[What to produce] Copy out all the lines of the data precisely, omitting any pictures.

↓↓↓

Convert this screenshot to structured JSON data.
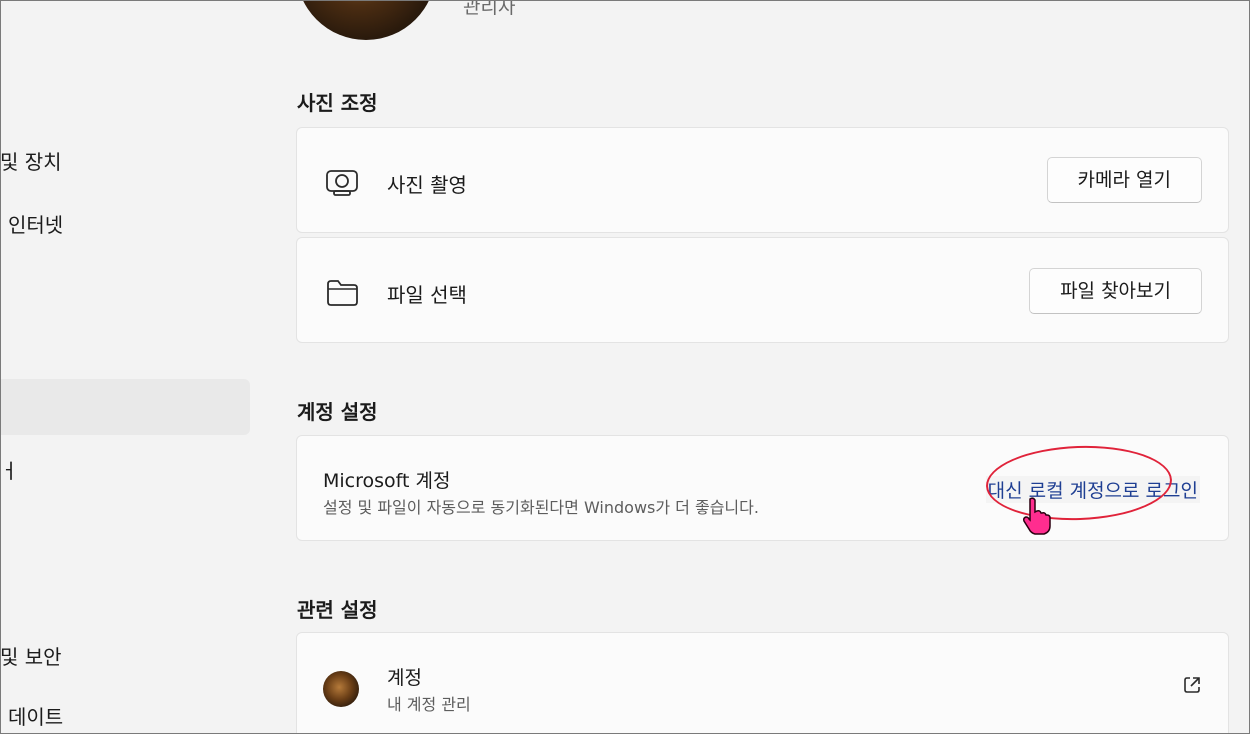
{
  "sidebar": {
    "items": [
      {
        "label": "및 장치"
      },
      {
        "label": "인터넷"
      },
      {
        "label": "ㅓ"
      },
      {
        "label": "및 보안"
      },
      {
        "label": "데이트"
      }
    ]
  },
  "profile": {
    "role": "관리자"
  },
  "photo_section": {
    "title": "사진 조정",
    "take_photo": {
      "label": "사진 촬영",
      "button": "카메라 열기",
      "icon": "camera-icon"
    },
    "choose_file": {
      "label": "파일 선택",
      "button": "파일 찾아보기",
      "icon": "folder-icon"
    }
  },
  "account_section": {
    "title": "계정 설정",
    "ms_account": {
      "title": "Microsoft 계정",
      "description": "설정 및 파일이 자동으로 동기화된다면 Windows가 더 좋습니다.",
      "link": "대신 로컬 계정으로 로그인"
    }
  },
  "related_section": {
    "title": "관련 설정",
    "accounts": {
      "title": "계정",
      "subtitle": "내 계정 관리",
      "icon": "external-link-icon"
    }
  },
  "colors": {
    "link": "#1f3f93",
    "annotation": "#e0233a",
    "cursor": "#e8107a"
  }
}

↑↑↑

[Answer to this exercise]
Convert this screenshot to structured JSON data.
{
  "sidebar": {
    "items": [
      {
        "label": "및 장치"
      },
      {
        "label": "인터넷"
      },
      {
        "label": "ㅓ"
      },
      {
        "label": "및 보안"
      },
      {
        "label": "데이트"
      }
    ]
  },
  "profile": {
    "role": "관리자"
  },
  "photo_section": {
    "title": "사진 조정",
    "take_photo": {
      "label": "사진 촬영",
      "button": "카메라 열기",
      "icon": "camera-icon"
    },
    "choose_file": {
      "label": "파일 선택",
      "button": "파일 찾아보기",
      "icon": "folder-icon"
    }
  },
  "account_section": {
    "title": "계정 설정",
    "ms_account": {
      "title": "Microsoft 계정",
      "description": "설정 및 파일이 자동으로 동기화된다면 Windows가 더 좋습니다.",
      "link": "대신 로컬 계정으로 로그인"
    }
  },
  "related_section": {
    "title": "관련 설정",
    "accounts": {
      "title": "계정",
      "subtitle": "내 계정 관리",
      "icon": "external-link-icon"
    }
  },
  "colors": {
    "link": "#1f3f93",
    "annotation": "#e0233a",
    "cursor": "#e8107a"
  }
}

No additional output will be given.